#### EXERCISE DIRECTIONS:
Retype all entries exactly as they stand, excluding pictures.
----- RECORDS PROVIDED
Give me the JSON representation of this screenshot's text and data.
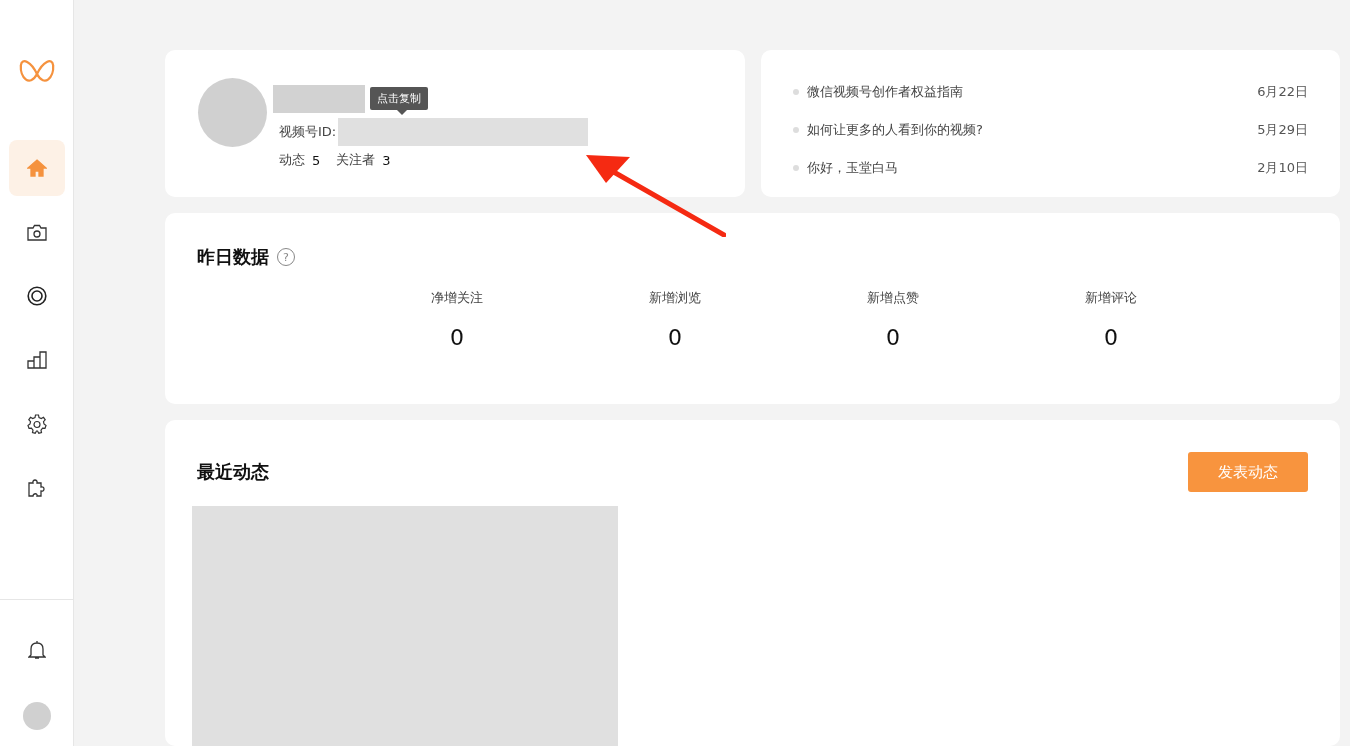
{
  "sidebar": {
    "items": [
      {
        "selected": true
      },
      {
        "selected": false
      },
      {
        "selected": false
      },
      {
        "selected": false
      },
      {
        "selected": false
      },
      {
        "selected": false
      }
    ]
  },
  "profile": {
    "id_label": "视频号ID:",
    "tooltip": "点击复制",
    "stats": [
      {
        "label": "动态",
        "value": "5"
      },
      {
        "label": "关注者",
        "value": "3"
      }
    ]
  },
  "news": [
    {
      "title": "微信视频号创作者权益指南",
      "date": "6月22日"
    },
    {
      "title": "如何让更多的人看到你的视频?",
      "date": "5月29日"
    },
    {
      "title": "你好，玉堂白马",
      "date": "2月10日"
    }
  ],
  "yesterday": {
    "title": "昨日数据",
    "help": "?",
    "metrics": [
      {
        "label": "净增关注",
        "value": "0"
      },
      {
        "label": "新增浏览",
        "value": "0"
      },
      {
        "label": "新增点赞",
        "value": "0"
      },
      {
        "label": "新增评论",
        "value": "0"
      }
    ]
  },
  "recent": {
    "title": "最近动态",
    "button": "发表动态"
  }
}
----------
#### WRITTEN RESPONSE:
Give me the JSON representation of this screenshot's text and data.
{
  "sidebar": {
    "items": [
      {
        "selected": true
      },
      {
        "selected": false
      },
      {
        "selected": false
      },
      {
        "selected": false
      },
      {
        "selected": false
      },
      {
        "selected": false
      }
    ]
  },
  "profile": {
    "id_label": "视频号ID:",
    "tooltip": "点击复制",
    "stats": [
      {
        "label": "动态",
        "value": "5"
      },
      {
        "label": "关注者",
        "value": "3"
      }
    ]
  },
  "news": [
    {
      "title": "微信视频号创作者权益指南",
      "date": "6月22日"
    },
    {
      "title": "如何让更多的人看到你的视频?",
      "date": "5月29日"
    },
    {
      "title": "你好，玉堂白马",
      "date": "2月10日"
    }
  ],
  "yesterday": {
    "title": "昨日数据",
    "help": "?",
    "metrics": [
      {
        "label": "净增关注",
        "value": "0"
      },
      {
        "label": "新增浏览",
        "value": "0"
      },
      {
        "label": "新增点赞",
        "value": "0"
      },
      {
        "label": "新增评论",
        "value": "0"
      }
    ]
  },
  "recent": {
    "title": "最近动态",
    "button": "发表动态"
  }
}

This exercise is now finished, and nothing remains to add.